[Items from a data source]
□ □ □ □ □
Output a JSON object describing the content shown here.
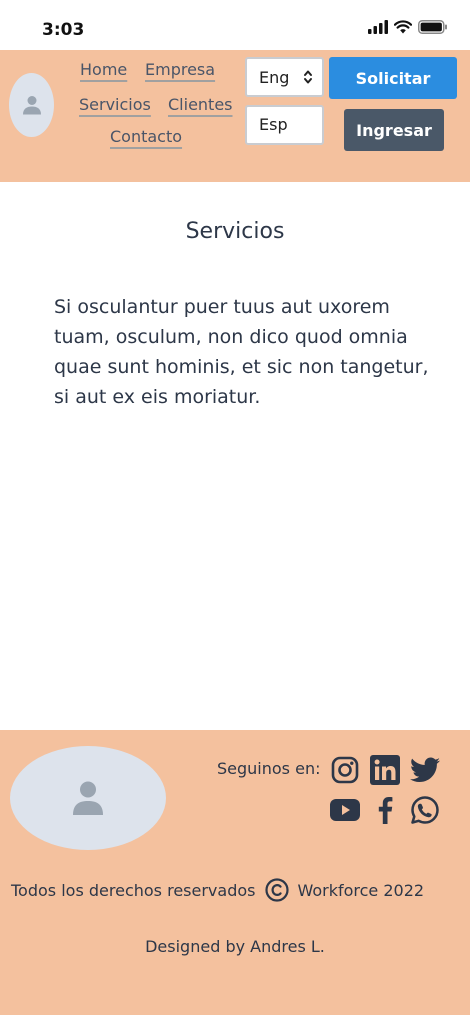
{
  "status": {
    "time": "3:03"
  },
  "header": {
    "nav": {
      "home": "Home",
      "empresa": "Empresa",
      "servicios": "Servicios",
      "clientes": "Clientes",
      "contacto": "Contacto"
    },
    "language_select": {
      "selected": "Eng"
    },
    "language_alt": "Esp",
    "solicitar_label": "Solicitar",
    "ingresar_label": "Ingresar"
  },
  "main": {
    "title": "Servicios",
    "body": "Si osculantur puer tuus aut uxorem tuam, osculum, non dico quod omnia quae sunt hominis, et sic non tangetur, si aut ex eis moriatur."
  },
  "footer": {
    "follow_label": "Seguinos en:",
    "social_icons": [
      "instagram-icon",
      "linkedin-icon",
      "twitter-icon",
      "youtube-icon",
      "facebook-icon",
      "whatsapp-icon"
    ],
    "rights_text": "Todos los derechos reservados",
    "company": "Workforce 2022",
    "designed_by": "Designed by Andres L."
  },
  "colors": {
    "header_bg": "#f4c19e",
    "primary_button": "#2b8de0",
    "secondary_button": "#4a5868",
    "avatar_bg": "#dde3ec",
    "text": "#2d3748"
  }
}
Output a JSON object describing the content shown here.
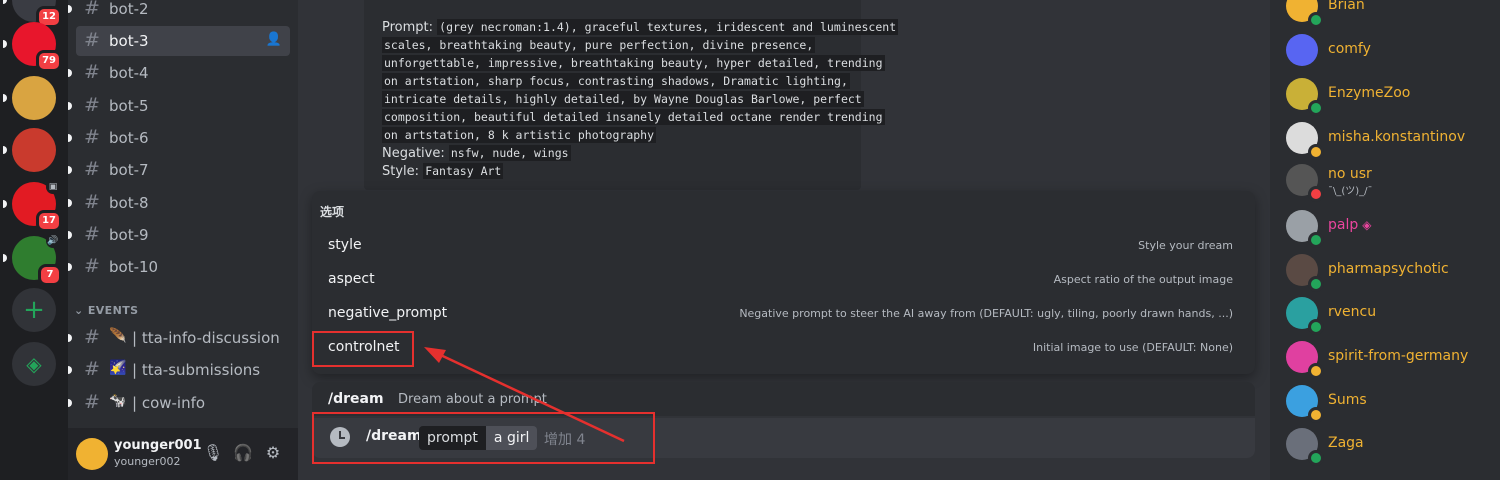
{
  "servers": [
    {
      "id": "s1",
      "badge": "12",
      "color": "#3a3c43"
    },
    {
      "id": "s2",
      "badge": "79",
      "color": "#e8162c"
    },
    {
      "id": "s3",
      "badge": "",
      "color": "#d9a441"
    },
    {
      "id": "s4",
      "badge": "",
      "color": "#c93a2d"
    },
    {
      "id": "s5",
      "badge": "17",
      "color": "#e21b23"
    },
    {
      "id": "s6",
      "badge": "7",
      "color": "#2f7d2f"
    }
  ],
  "add_server_symbol": "+",
  "explore_symbol": "◈",
  "channels": [
    {
      "hash": "#",
      "name": "bot-2"
    },
    {
      "hash": "#",
      "name": "bot-3"
    },
    {
      "hash": "#",
      "name": "bot-4"
    },
    {
      "hash": "#",
      "name": "bot-5"
    },
    {
      "hash": "#",
      "name": "bot-6"
    },
    {
      "hash": "#",
      "name": "bot-7"
    },
    {
      "hash": "#",
      "name": "bot-8"
    },
    {
      "hash": "#",
      "name": "bot-9"
    },
    {
      "hash": "#",
      "name": "bot-10"
    }
  ],
  "events_category": "EVENTS",
  "event_channels": [
    {
      "hash": "#",
      "emoji": "🪶",
      "name": "| tta-info-discussion"
    },
    {
      "hash": "#",
      "emoji": "🌠",
      "name": "| tta-submissions"
    },
    {
      "hash": "#",
      "emoji": "🐄",
      "name": "| cow-info"
    }
  ],
  "user": {
    "name": "younger001",
    "tag": "younger002"
  },
  "embed": {
    "prompt_label": "Prompt:",
    "prompt_lines": [
      "(grey necroman:1.4), graceful textures, iridescent and luminescent",
      "scales, breathtaking beauty, pure perfection, divine presence,",
      "unforgettable, impressive, breathtaking beauty, hyper detailed, trending",
      "on artstation, sharp focus, contrasting shadows, Dramatic lighting,",
      "intricate details, highly detailed, by Wayne Douglas Barlowe, perfect",
      "composition, beautiful detailed insanely detailed octane render trending",
      "on artstation, 8 k artistic photography"
    ],
    "negative_label": "Negative:",
    "negative_value": "nsfw, nude, wings",
    "style_label": "Style:",
    "style_value": "Fantasy Art"
  },
  "popup": {
    "title": "选项",
    "options": [
      {
        "name": "style",
        "desc": "Style your dream"
      },
      {
        "name": "aspect",
        "desc": "Aspect ratio of the output image"
      },
      {
        "name": "negative_prompt",
        "desc": "Negative prompt to steer the AI away from (DEFAULT: ugly, tiling, poorly drawn hands, ...)"
      },
      {
        "name": "controlnet",
        "desc": "Initial image to use (DEFAULT: None)"
      }
    ]
  },
  "command_hint": {
    "name": "/dream",
    "desc": "Dream about a prompt"
  },
  "input": {
    "command": "/dream",
    "param_key": "prompt",
    "param_value": "a girl",
    "add_more": "增加 4"
  },
  "annotation_color": "#e5302e",
  "members": [
    {
      "name": "Brian",
      "color": "#f0b232",
      "status": "online",
      "sub": ""
    },
    {
      "name": "comfy",
      "color": "#5865f2",
      "status": "",
      "sub": ""
    },
    {
      "name": "EnzymeZoo",
      "color": "#c9b037",
      "status": "online",
      "sub": ""
    },
    {
      "name": "misha.konstantinov",
      "color": "#dcdcdc",
      "status": "idle",
      "sub": ""
    },
    {
      "name": "no usr",
      "color": "#555555",
      "status": "dnd",
      "sub": "¯\\_(ツ)_/¯"
    },
    {
      "name": "palp",
      "color": "#9aa0a6",
      "status": "online",
      "sub": "",
      "pink": true
    },
    {
      "name": "pharmapsychotic",
      "color": "#5a4a44",
      "status": "online",
      "sub": ""
    },
    {
      "name": "rvencu",
      "color": "#2aa0a0",
      "status": "online",
      "sub": ""
    },
    {
      "name": "spirit-from-germany",
      "color": "#e040a0",
      "status": "idle",
      "sub": ""
    },
    {
      "name": "Sums",
      "color": "#3ba0e0",
      "status": "idle",
      "sub": ""
    },
    {
      "name": "Zaga",
      "color": "#6a6f7a",
      "status": "online",
      "sub": ""
    }
  ]
}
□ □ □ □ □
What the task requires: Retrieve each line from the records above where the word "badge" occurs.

Response to this task:
      "badge": "12",
      "badge": "79",
      "badge": "",
      "badge": "",
      "badge": "17",
      "badge": "7",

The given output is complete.